### Try it
Repeat the listing in full, preserving every character.

### Data
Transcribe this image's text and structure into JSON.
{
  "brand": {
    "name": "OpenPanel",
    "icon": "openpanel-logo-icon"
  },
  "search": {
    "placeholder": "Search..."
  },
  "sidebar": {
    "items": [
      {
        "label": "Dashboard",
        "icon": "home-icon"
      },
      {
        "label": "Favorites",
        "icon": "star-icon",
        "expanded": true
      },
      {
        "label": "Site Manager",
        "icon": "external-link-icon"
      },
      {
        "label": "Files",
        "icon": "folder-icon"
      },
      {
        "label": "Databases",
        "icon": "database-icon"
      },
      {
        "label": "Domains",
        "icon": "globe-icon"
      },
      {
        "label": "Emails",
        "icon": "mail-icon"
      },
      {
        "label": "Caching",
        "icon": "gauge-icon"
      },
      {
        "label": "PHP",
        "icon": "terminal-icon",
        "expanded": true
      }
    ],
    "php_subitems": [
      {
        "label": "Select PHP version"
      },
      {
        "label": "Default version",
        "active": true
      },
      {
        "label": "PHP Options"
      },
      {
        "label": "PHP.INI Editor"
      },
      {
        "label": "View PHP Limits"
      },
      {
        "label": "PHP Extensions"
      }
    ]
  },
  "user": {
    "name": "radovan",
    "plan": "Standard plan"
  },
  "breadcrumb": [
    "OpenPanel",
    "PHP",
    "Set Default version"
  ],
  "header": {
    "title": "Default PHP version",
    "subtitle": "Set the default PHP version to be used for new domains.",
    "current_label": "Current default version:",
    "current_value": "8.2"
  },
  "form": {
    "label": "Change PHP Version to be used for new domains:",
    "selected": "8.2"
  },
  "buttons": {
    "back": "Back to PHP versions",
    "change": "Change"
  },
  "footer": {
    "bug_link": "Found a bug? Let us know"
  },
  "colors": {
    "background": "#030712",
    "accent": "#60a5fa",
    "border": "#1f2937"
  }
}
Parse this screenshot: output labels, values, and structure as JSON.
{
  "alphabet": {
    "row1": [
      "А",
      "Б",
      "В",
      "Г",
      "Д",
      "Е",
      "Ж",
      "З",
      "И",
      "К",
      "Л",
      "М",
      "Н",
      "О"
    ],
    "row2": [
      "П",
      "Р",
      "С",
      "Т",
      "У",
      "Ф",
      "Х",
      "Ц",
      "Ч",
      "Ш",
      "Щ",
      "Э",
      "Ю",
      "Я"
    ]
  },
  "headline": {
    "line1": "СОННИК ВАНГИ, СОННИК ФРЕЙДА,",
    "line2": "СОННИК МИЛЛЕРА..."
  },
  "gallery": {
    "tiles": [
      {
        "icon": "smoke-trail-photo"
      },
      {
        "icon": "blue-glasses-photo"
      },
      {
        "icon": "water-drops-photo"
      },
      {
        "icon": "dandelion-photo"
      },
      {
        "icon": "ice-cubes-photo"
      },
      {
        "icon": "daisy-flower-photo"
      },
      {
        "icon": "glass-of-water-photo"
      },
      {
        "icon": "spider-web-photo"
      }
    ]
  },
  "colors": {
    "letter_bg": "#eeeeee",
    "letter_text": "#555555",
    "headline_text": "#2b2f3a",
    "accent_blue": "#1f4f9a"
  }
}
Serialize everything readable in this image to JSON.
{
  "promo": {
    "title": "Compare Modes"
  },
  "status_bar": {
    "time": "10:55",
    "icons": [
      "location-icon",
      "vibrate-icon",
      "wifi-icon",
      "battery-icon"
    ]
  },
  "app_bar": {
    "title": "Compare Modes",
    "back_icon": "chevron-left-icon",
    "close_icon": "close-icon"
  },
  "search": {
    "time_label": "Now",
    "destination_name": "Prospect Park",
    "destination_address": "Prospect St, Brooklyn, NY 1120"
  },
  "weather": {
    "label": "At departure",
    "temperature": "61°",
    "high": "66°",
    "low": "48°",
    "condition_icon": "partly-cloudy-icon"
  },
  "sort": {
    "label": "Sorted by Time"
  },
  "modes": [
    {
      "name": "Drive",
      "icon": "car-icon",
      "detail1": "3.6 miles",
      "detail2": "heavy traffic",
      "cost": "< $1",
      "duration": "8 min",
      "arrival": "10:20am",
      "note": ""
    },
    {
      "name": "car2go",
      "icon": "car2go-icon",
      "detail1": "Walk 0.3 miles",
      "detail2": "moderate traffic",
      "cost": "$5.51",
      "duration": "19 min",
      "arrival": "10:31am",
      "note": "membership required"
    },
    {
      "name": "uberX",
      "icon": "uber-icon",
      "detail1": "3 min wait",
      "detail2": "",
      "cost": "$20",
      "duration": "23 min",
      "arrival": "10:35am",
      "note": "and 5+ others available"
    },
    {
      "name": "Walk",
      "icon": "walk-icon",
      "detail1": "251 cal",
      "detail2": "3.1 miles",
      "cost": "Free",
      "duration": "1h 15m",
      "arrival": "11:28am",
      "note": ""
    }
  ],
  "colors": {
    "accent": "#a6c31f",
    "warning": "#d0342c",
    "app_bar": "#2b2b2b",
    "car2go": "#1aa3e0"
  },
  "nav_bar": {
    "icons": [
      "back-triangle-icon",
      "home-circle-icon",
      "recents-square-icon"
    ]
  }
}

### Answer space
Transcribe this image's text and structure into JSON.
{
  "brand": {
    "name": "OpenPanel",
    "icon": "openpanel-logo-icon"
  },
  "search": {
    "placeholder": "Search..."
  },
  "sidebar": {
    "items": [
      {
        "label": "Dashboard",
        "icon": "home-icon"
      },
      {
        "label": "Favorites",
        "icon": "star-icon",
        "expanded": true
      },
      {
        "label": "Site Manager",
        "icon": "external-link-icon"
      },
      {
        "label": "Files",
        "icon": "folder-icon"
      },
      {
        "label": "Databases",
        "icon": "database-icon"
      },
      {
        "label": "Domains",
        "icon": "globe-icon"
      },
      {
        "label": "Emails",
        "icon": "mail-icon"
      },
      {
        "label": "Caching",
        "icon": "gauge-icon"
      },
      {
        "label": "PHP",
        "icon": "terminal-icon",
        "expanded": true
      }
    ],
    "php_subitems": [
      {
        "label": "Select PHP version"
      },
      {
        "label": "Default version",
        "active": true
      },
      {
        "label": "PHP Options"
      },
      {
        "label": "PHP.INI Editor"
      },
      {
        "label": "View PHP Limits"
      },
      {
        "label": "PHP Extensions"
      }
    ]
  },
  "user": {
    "name": "radovan",
    "plan": "Standard plan"
  },
  "breadcrumb": [
    "OpenPanel",
    "PHP",
    "Set Default version"
  ],
  "header": {
    "title": "Default PHP version",
    "subtitle": "Set the default PHP version to be used for new domains.",
    "current_label": "Current default version:",
    "current_value": "8.2"
  },
  "form": {
    "label": "Change PHP Version to be used for new domains:",
    "selected": "8.2"
  },
  "buttons": {
    "back": "Back to PHP versions",
    "change": "Change"
  },
  "footer": {
    "bug_link": "Found a bug? Let us know"
  },
  "colors": {
    "background": "#030712",
    "accent": "#60a5fa",
    "border": "#1f2937"
  }
}
Parse this screenshot: output labels, values, and structure as JSON.
{
  "alphabet": {
    "row1": [
      "А",
      "Б",
      "В",
      "Г",
      "Д",
      "Е",
      "Ж",
      "З",
      "И",
      "К",
      "Л",
      "М",
      "Н",
      "О"
    ],
    "row2": [
      "П",
      "Р",
      "С",
      "Т",
      "У",
      "Ф",
      "Х",
      "Ц",
      "Ч",
      "Ш",
      "Щ",
      "Э",
      "Ю",
      "Я"
    ]
  },
  "headline": {
    "line1": "СОННИК ВАНГИ, СОННИК ФРЕЙДА,",
    "line2": "СОННИК МИЛЛЕРА..."
  },
  "gallery": {
    "tiles": [
      {
        "icon": "smoke-trail-photo"
      },
      {
        "icon": "blue-glasses-photo"
      },
      {
        "icon": "water-drops-photo"
      },
      {
        "icon": "dandelion-photo"
      },
      {
        "icon": "ice-cubes-photo"
      },
      {
        "icon": "daisy-flower-photo"
      },
      {
        "icon": "glass-of-water-photo"
      },
      {
        "icon": "spider-web-photo"
      }
    ]
  },
  "colors": {
    "letter_bg": "#eeeeee",
    "letter_text": "#555555",
    "headline_text": "#2b2f3a",
    "accent_blue": "#1f4f9a"
  }
}
Serialize everything readable in this image to JSON.
{
  "promo": {
    "title": "Compare Modes"
  },
  "status_bar": {
    "time": "10:55",
    "icons": [
      "location-icon",
      "vibrate-icon",
      "wifi-icon",
      "battery-icon"
    ]
  },
  "app_bar": {
    "title": "Compare Modes",
    "back_icon": "chevron-left-icon",
    "close_icon": "close-icon"
  },
  "search": {
    "time_label": "Now",
    "destination_name": "Prospect Park",
    "destination_address": "Prospect St, Brooklyn, NY 1120"
  },
  "weather": {
    "label": "At departure",
    "temperature": "61°",
    "high": "66°",
    "low": "48°",
    "condition_icon": "partly-cloudy-icon"
  },
  "sort": {
    "label": "Sorted by Time"
  },
  "modes": [
    {
      "name": "Drive",
      "icon": "car-icon",
      "detail1": "3.6 miles",
      "detail2": "heavy traffic",
      "cost": "< $1",
      "duration": "8 min",
      "arrival": "10:20am",
      "note": ""
    },
    {
      "name": "car2go",
      "icon": "car2go-icon",
      "detail1": "Walk 0.3 miles",
      "detail2": "moderate traffic",
      "cost": "$5.51",
      "duration": "19 min",
      "arrival": "10:31am",
      "note": "membership required"
    },
    {
      "name": "uberX",
      "icon": "uber-icon",
      "detail1": "3 min wait",
      "detail2": "",
      "cost": "$20",
      "duration": "23 min",
      "arrival": "10:35am",
      "note": "and 5+ others available"
    },
    {
      "name": "Walk",
      "icon": "walk-icon",
      "detail1": "251 cal",
      "detail2": "3.1 miles",
      "cost": "Free",
      "duration": "1h 15m",
      "arrival": "11:28am",
      "note": ""
    }
  ],
  "colors": {
    "accent": "#a6c31f",
    "warning": "#d0342c",
    "app_bar": "#2b2b2b",
    "car2go": "#1aa3e0"
  },
  "nav_bar": {
    "icons": [
      "back-triangle-icon",
      "home-circle-icon",
      "recents-square-icon"
    ]
  }
}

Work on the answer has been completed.